*** MATERIAL FOR THE TASK Section Begins ***

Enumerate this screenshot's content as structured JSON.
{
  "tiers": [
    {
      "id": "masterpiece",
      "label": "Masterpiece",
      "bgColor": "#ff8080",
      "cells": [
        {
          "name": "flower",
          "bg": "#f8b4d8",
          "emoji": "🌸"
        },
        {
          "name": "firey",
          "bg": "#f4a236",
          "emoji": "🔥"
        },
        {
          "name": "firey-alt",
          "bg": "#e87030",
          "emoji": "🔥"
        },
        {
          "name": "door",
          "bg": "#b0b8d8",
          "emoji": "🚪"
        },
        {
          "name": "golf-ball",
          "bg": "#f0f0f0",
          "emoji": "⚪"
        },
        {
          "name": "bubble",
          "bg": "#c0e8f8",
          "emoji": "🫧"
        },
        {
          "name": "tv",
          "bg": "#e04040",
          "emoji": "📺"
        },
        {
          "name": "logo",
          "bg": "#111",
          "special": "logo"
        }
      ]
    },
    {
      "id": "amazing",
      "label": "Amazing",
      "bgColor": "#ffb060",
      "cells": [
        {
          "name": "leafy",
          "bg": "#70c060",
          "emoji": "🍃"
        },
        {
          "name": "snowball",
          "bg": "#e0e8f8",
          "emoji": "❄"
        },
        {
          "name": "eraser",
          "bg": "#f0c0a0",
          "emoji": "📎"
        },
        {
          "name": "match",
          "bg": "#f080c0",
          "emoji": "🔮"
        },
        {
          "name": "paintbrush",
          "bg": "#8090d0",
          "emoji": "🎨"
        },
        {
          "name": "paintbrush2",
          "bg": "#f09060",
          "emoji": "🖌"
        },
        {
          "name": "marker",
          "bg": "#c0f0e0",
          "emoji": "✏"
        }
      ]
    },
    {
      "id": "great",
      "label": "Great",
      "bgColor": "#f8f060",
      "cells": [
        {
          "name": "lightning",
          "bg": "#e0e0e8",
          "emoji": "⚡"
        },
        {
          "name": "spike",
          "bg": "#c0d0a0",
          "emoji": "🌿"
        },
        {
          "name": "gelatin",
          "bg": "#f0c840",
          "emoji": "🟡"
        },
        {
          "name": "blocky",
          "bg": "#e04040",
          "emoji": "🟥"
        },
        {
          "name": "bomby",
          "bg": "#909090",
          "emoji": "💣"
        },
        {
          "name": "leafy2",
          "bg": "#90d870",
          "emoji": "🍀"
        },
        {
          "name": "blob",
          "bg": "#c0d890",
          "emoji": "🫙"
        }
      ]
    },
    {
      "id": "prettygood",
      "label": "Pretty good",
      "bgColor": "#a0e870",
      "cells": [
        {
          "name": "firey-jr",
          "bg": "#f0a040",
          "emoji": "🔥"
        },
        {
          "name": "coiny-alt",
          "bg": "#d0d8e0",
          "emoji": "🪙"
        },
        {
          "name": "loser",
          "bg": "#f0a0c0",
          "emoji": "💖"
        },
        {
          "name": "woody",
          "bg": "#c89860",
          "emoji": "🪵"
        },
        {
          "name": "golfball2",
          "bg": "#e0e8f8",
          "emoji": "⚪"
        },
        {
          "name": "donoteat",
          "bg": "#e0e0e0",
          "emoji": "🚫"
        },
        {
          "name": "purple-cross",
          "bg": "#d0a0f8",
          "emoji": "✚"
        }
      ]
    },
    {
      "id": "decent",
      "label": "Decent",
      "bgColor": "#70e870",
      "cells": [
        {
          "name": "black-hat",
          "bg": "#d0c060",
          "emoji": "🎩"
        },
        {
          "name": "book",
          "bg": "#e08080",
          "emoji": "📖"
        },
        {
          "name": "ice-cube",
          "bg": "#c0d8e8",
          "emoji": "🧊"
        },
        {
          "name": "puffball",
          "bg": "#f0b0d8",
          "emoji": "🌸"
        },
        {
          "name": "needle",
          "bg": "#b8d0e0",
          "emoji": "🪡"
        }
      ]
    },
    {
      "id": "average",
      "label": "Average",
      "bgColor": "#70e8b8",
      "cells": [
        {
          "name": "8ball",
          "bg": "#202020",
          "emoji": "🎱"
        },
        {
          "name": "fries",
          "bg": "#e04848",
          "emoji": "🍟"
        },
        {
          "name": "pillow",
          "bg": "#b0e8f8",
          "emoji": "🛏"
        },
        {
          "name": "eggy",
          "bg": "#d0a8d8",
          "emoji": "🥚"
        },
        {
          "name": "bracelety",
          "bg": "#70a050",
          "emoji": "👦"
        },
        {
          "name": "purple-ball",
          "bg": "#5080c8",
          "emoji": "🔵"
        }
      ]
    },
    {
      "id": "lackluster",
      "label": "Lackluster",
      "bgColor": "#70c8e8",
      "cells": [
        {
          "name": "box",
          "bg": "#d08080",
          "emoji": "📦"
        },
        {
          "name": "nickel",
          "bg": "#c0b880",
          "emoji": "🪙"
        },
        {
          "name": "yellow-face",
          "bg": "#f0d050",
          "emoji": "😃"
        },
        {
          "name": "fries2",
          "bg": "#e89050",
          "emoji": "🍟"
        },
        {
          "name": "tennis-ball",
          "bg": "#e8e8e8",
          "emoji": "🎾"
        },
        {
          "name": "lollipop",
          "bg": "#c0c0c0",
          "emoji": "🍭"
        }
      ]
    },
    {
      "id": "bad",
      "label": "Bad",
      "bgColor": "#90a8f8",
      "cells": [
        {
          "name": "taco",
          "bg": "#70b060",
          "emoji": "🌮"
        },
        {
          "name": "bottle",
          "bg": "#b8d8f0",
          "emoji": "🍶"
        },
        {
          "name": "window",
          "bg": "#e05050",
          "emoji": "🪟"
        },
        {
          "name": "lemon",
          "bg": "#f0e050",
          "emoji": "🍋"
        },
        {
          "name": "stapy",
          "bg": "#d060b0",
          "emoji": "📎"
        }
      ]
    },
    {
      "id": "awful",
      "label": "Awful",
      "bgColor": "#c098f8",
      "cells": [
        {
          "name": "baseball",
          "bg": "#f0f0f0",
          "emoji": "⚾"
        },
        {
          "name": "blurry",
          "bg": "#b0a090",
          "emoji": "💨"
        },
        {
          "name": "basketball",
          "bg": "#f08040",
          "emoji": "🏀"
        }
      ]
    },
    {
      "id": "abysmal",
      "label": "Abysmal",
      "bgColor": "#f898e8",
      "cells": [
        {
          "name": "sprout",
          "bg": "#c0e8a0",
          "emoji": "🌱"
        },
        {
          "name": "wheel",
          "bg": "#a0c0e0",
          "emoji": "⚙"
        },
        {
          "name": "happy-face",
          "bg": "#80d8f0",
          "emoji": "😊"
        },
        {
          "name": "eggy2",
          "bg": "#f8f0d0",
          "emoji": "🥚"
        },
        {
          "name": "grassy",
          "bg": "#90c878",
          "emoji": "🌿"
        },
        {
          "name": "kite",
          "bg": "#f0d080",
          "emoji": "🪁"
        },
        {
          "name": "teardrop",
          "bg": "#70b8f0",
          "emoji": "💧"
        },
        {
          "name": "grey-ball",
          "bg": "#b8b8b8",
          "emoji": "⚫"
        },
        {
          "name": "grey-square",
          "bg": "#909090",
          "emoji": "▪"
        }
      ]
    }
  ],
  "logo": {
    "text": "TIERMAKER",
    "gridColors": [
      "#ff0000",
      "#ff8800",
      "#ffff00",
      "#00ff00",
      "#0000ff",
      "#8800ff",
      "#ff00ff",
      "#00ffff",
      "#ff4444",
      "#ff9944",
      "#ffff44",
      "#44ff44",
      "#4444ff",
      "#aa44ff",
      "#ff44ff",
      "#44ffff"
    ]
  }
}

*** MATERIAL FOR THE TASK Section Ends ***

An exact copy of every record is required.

## SOLUTION TO THIS TASK
Enumerate this screenshot's content as structured JSON.
{
  "tiers": [
    {
      "id": "masterpiece",
      "label": "Masterpiece",
      "bgColor": "#ff8080",
      "cells": [
        {
          "name": "flower",
          "bg": "#f8b4d8",
          "emoji": "🌸"
        },
        {
          "name": "firey",
          "bg": "#f4a236",
          "emoji": "🔥"
        },
        {
          "name": "firey-alt",
          "bg": "#e87030",
          "emoji": "🔥"
        },
        {
          "name": "door",
          "bg": "#b0b8d8",
          "emoji": "🚪"
        },
        {
          "name": "golf-ball",
          "bg": "#f0f0f0",
          "emoji": "⚪"
        },
        {
          "name": "bubble",
          "bg": "#c0e8f8",
          "emoji": "🫧"
        },
        {
          "name": "tv",
          "bg": "#e04040",
          "emoji": "📺"
        },
        {
          "name": "logo",
          "bg": "#111",
          "special": "logo"
        }
      ]
    },
    {
      "id": "amazing",
      "label": "Amazing",
      "bgColor": "#ffb060",
      "cells": [
        {
          "name": "leafy",
          "bg": "#70c060",
          "emoji": "🍃"
        },
        {
          "name": "snowball",
          "bg": "#e0e8f8",
          "emoji": "❄"
        },
        {
          "name": "eraser",
          "bg": "#f0c0a0",
          "emoji": "📎"
        },
        {
          "name": "match",
          "bg": "#f080c0",
          "emoji": "🔮"
        },
        {
          "name": "paintbrush",
          "bg": "#8090d0",
          "emoji": "🎨"
        },
        {
          "name": "paintbrush2",
          "bg": "#f09060",
          "emoji": "🖌"
        },
        {
          "name": "marker",
          "bg": "#c0f0e0",
          "emoji": "✏"
        }
      ]
    },
    {
      "id": "great",
      "label": "Great",
      "bgColor": "#f8f060",
      "cells": [
        {
          "name": "lightning",
          "bg": "#e0e0e8",
          "emoji": "⚡"
        },
        {
          "name": "spike",
          "bg": "#c0d0a0",
          "emoji": "🌿"
        },
        {
          "name": "gelatin",
          "bg": "#f0c840",
          "emoji": "🟡"
        },
        {
          "name": "blocky",
          "bg": "#e04040",
          "emoji": "🟥"
        },
        {
          "name": "bomby",
          "bg": "#909090",
          "emoji": "💣"
        },
        {
          "name": "leafy2",
          "bg": "#90d870",
          "emoji": "🍀"
        },
        {
          "name": "blob",
          "bg": "#c0d890",
          "emoji": "🫙"
        }
      ]
    },
    {
      "id": "prettygood",
      "label": "Pretty good",
      "bgColor": "#a0e870",
      "cells": [
        {
          "name": "firey-jr",
          "bg": "#f0a040",
          "emoji": "🔥"
        },
        {
          "name": "coiny-alt",
          "bg": "#d0d8e0",
          "emoji": "🪙"
        },
        {
          "name": "loser",
          "bg": "#f0a0c0",
          "emoji": "💖"
        },
        {
          "name": "woody",
          "bg": "#c89860",
          "emoji": "🪵"
        },
        {
          "name": "golfball2",
          "bg": "#e0e8f8",
          "emoji": "⚪"
        },
        {
          "name": "donoteat",
          "bg": "#e0e0e0",
          "emoji": "🚫"
        },
        {
          "name": "purple-cross",
          "bg": "#d0a0f8",
          "emoji": "✚"
        }
      ]
    },
    {
      "id": "decent",
      "label": "Decent",
      "bgColor": "#70e870",
      "cells": [
        {
          "name": "black-hat",
          "bg": "#d0c060",
          "emoji": "🎩"
        },
        {
          "name": "book",
          "bg": "#e08080",
          "emoji": "📖"
        },
        {
          "name": "ice-cube",
          "bg": "#c0d8e8",
          "emoji": "🧊"
        },
        {
          "name": "puffball",
          "bg": "#f0b0d8",
          "emoji": "🌸"
        },
        {
          "name": "needle",
          "bg": "#b8d0e0",
          "emoji": "🪡"
        }
      ]
    },
    {
      "id": "average",
      "label": "Average",
      "bgColor": "#70e8b8",
      "cells": [
        {
          "name": "8ball",
          "bg": "#202020",
          "emoji": "🎱"
        },
        {
          "name": "fries",
          "bg": "#e04848",
          "emoji": "🍟"
        },
        {
          "name": "pillow",
          "bg": "#b0e8f8",
          "emoji": "🛏"
        },
        {
          "name": "eggy",
          "bg": "#d0a8d8",
          "emoji": "🥚"
        },
        {
          "name": "bracelety",
          "bg": "#70a050",
          "emoji": "👦"
        },
        {
          "name": "purple-ball",
          "bg": "#5080c8",
          "emoji": "🔵"
        }
      ]
    },
    {
      "id": "lackluster",
      "label": "Lackluster",
      "bgColor": "#70c8e8",
      "cells": [
        {
          "name": "box",
          "bg": "#d08080",
          "emoji": "📦"
        },
        {
          "name": "nickel",
          "bg": "#c0b880",
          "emoji": "🪙"
        },
        {
          "name": "yellow-face",
          "bg": "#f0d050",
          "emoji": "😃"
        },
        {
          "name": "fries2",
          "bg": "#e89050",
          "emoji": "🍟"
        },
        {
          "name": "tennis-ball",
          "bg": "#e8e8e8",
          "emoji": "🎾"
        },
        {
          "name": "lollipop",
          "bg": "#c0c0c0",
          "emoji": "🍭"
        }
      ]
    },
    {
      "id": "bad",
      "label": "Bad",
      "bgColor": "#90a8f8",
      "cells": [
        {
          "name": "taco",
          "bg": "#70b060",
          "emoji": "🌮"
        },
        {
          "name": "bottle",
          "bg": "#b8d8f0",
          "emoji": "🍶"
        },
        {
          "name": "window",
          "bg": "#e05050",
          "emoji": "🪟"
        },
        {
          "name": "lemon",
          "bg": "#f0e050",
          "emoji": "🍋"
        },
        {
          "name": "stapy",
          "bg": "#d060b0",
          "emoji": "📎"
        }
      ]
    },
    {
      "id": "awful",
      "label": "Awful",
      "bgColor": "#c098f8",
      "cells": [
        {
          "name": "baseball",
          "bg": "#f0f0f0",
          "emoji": "⚾"
        },
        {
          "name": "blurry",
          "bg": "#b0a090",
          "emoji": "💨"
        },
        {
          "name": "basketball",
          "bg": "#f08040",
          "emoji": "🏀"
        }
      ]
    },
    {
      "id": "abysmal",
      "label": "Abysmal",
      "bgColor": "#f898e8",
      "cells": [
        {
          "name": "sprout",
          "bg": "#c0e8a0",
          "emoji": "🌱"
        },
        {
          "name": "wheel",
          "bg": "#a0c0e0",
          "emoji": "⚙"
        },
        {
          "name": "happy-face",
          "bg": "#80d8f0",
          "emoji": "😊"
        },
        {
          "name": "eggy2",
          "bg": "#f8f0d0",
          "emoji": "🥚"
        },
        {
          "name": "grassy",
          "bg": "#90c878",
          "emoji": "🌿"
        },
        {
          "name": "kite",
          "bg": "#f0d080",
          "emoji": "🪁"
        },
        {
          "name": "teardrop",
          "bg": "#70b8f0",
          "emoji": "💧"
        },
        {
          "name": "grey-ball",
          "bg": "#b8b8b8",
          "emoji": "⚫"
        },
        {
          "name": "grey-square",
          "bg": "#909090",
          "emoji": "▪"
        }
      ]
    }
  ],
  "logo": {
    "text": "TIERMAKER",
    "gridColors": [
      "#ff0000",
      "#ff8800",
      "#ffff00",
      "#00ff00",
      "#0000ff",
      "#8800ff",
      "#ff00ff",
      "#00ffff",
      "#ff4444",
      "#ff9944",
      "#ffff44",
      "#44ff44",
      "#4444ff",
      "#aa44ff",
      "#ff44ff",
      "#44ffff"
    ]
  }
}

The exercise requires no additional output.